Exercise objective >> Wherever a line of the data contains "http", copy that line.

*** Provided records Section Begins ***

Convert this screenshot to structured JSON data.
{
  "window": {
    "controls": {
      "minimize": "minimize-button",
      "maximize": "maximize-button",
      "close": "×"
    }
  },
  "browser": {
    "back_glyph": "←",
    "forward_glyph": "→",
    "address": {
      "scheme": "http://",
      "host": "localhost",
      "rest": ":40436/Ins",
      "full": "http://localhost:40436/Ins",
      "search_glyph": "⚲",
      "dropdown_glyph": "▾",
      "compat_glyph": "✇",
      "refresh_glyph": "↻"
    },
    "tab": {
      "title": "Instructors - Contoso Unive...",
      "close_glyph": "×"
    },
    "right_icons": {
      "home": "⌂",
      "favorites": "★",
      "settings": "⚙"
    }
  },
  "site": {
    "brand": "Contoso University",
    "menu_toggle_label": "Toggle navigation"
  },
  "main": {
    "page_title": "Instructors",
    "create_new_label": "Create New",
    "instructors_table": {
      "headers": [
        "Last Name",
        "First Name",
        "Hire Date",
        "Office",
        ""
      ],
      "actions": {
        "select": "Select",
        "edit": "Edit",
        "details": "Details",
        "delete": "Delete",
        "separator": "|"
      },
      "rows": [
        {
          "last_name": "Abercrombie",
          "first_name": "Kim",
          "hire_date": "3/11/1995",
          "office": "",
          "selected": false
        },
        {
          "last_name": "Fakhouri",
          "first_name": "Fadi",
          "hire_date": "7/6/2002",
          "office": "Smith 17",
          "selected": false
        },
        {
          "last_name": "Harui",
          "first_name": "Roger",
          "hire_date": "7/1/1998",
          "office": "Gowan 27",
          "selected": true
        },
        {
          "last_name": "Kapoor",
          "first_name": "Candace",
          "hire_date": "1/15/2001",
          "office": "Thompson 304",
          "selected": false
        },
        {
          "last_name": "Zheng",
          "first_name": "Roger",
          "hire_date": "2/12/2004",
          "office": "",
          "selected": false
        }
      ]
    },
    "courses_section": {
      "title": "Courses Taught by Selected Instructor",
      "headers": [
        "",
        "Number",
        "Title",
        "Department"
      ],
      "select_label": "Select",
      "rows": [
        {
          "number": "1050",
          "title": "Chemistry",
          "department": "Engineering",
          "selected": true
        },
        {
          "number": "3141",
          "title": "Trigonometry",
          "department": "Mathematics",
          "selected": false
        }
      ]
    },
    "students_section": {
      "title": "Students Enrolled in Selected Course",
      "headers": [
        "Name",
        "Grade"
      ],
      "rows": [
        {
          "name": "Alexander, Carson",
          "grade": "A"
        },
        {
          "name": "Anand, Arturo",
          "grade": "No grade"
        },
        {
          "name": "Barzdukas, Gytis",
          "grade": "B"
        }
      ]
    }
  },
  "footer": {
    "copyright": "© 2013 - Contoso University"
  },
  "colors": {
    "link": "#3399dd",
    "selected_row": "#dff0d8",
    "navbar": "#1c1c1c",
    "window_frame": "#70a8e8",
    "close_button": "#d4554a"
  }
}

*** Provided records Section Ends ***

Task result >>
      "scheme": "http://",
      "full": "http://localhost:40436/Ins",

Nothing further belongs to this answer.